● **Task**
Across the records that follow, give the number of lines containing the word "this" and nothing else.

● **The records**

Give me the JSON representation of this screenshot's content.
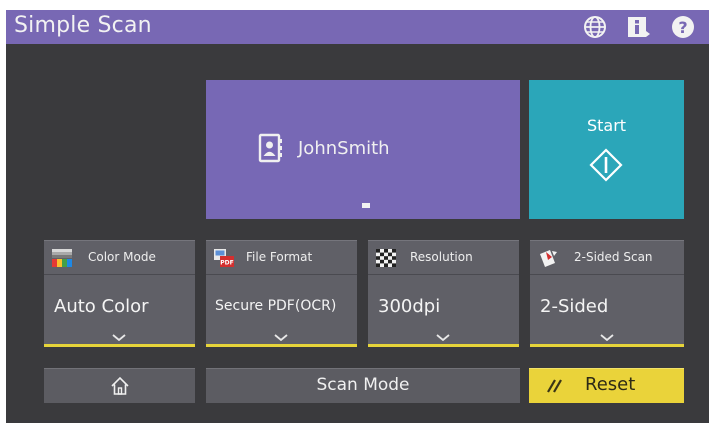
{
  "header": {
    "title": "Simple Scan",
    "icons": [
      "globe-icon",
      "info-icon",
      "help-icon"
    ]
  },
  "destination": {
    "name": "JohnSmith",
    "indicator": "-",
    "icon": "address-book-icon"
  },
  "start": {
    "label": "Start",
    "icon": "start-diamond-icon"
  },
  "settings": [
    {
      "label": "Color Mode",
      "value": "Auto Color",
      "icon": "color-mode-icon"
    },
    {
      "label": "File Format",
      "value": "Secure PDF(OCR)",
      "icon": "file-format-icon"
    },
    {
      "label": "Resolution",
      "value": "300dpi",
      "icon": "resolution-icon"
    },
    {
      "label": "2-Sided Scan",
      "value": "2-Sided",
      "icon": "two-sided-scan-icon"
    }
  ],
  "bottom": {
    "home_icon": "home-icon",
    "scan_mode_label": "Scan Mode",
    "reset_label": "Reset",
    "reset_icon": "eraser-icon"
  },
  "colors": {
    "title_bar": "#7868b4",
    "destination": "#7768b5",
    "start": "#2ba6b9",
    "reset": "#ead33a",
    "card": "#606067",
    "highlight_bar": "#e6d43a"
  }
}
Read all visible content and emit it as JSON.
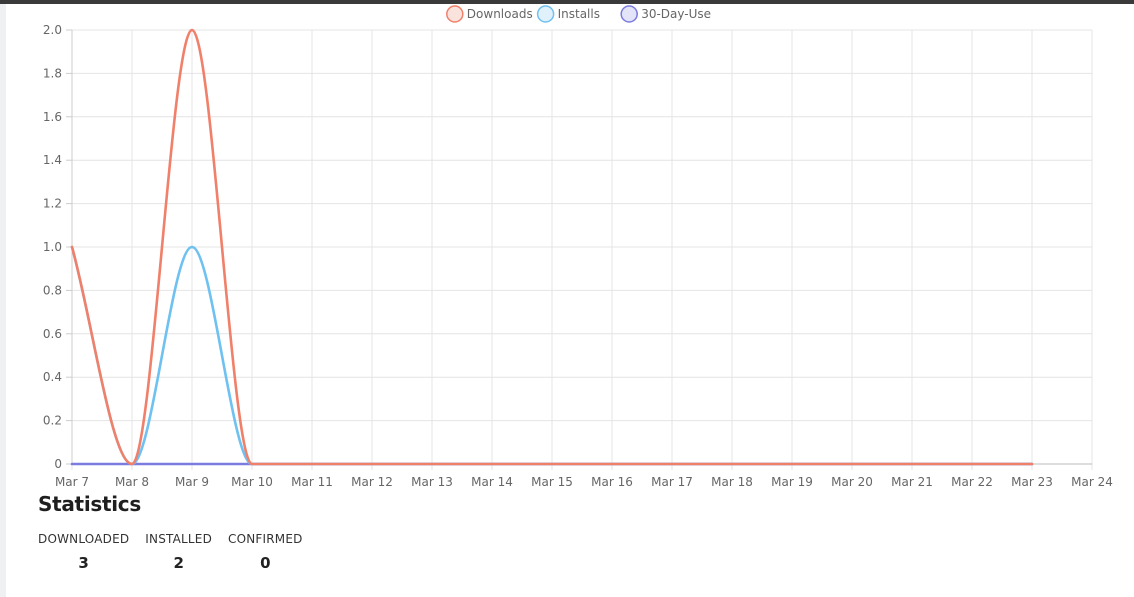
{
  "chart_data": {
    "type": "line",
    "categories": [
      "Mar 7",
      "Mar 8",
      "Mar 9",
      "Mar 10",
      "Mar 11",
      "Mar 12",
      "Mar 13",
      "Mar 14",
      "Mar 15",
      "Mar 16",
      "Mar 17",
      "Mar 18",
      "Mar 19",
      "Mar 20",
      "Mar 21",
      "Mar 22",
      "Mar 23",
      "Mar 24"
    ],
    "series": [
      {
        "name": "Downloads",
        "color": "#f0806a",
        "values": [
          1,
          0,
          2,
          0,
          0,
          0,
          0,
          0,
          0,
          0,
          0,
          0,
          0,
          0,
          0,
          0,
          0,
          null
        ]
      },
      {
        "name": "Installs",
        "color": "#6ec1f0",
        "values": [
          1,
          0,
          1,
          0,
          0,
          0,
          0,
          0,
          0,
          0,
          0,
          0,
          0,
          0,
          0,
          0,
          0,
          null
        ]
      },
      {
        "name": "30-Day-Use",
        "color": "#7b7be0",
        "values": [
          0,
          0,
          0,
          0,
          0,
          0,
          0,
          0,
          0,
          0,
          0,
          0,
          0,
          0,
          0,
          0,
          0,
          null
        ]
      }
    ],
    "ylim": [
      0,
      2.0
    ],
    "yticks": [
      "0",
      "0.2",
      "0.4",
      "0.6",
      "0.8",
      "1.0",
      "1.2",
      "1.4",
      "1.6",
      "1.8",
      "2.0"
    ],
    "grid": true,
    "legend_position": "top-center"
  },
  "statistics": {
    "title": "Statistics",
    "items": [
      {
        "label": "DOWNLOADED",
        "value": "3"
      },
      {
        "label": "INSTALLED",
        "value": "2"
      },
      {
        "label": "CONFIRMED",
        "value": "0"
      }
    ]
  }
}
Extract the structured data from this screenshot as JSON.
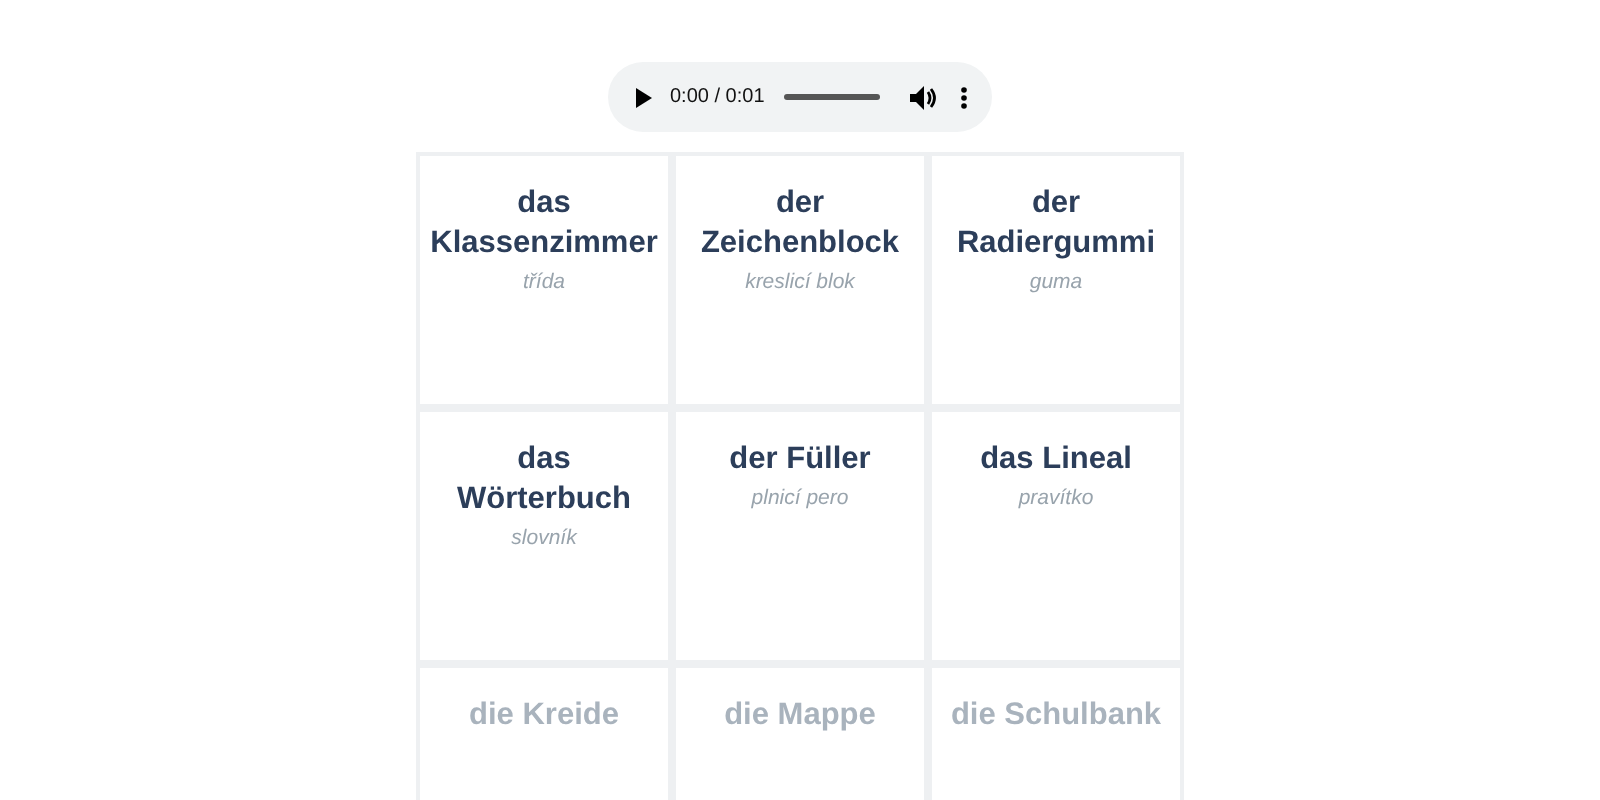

● **Solution**
2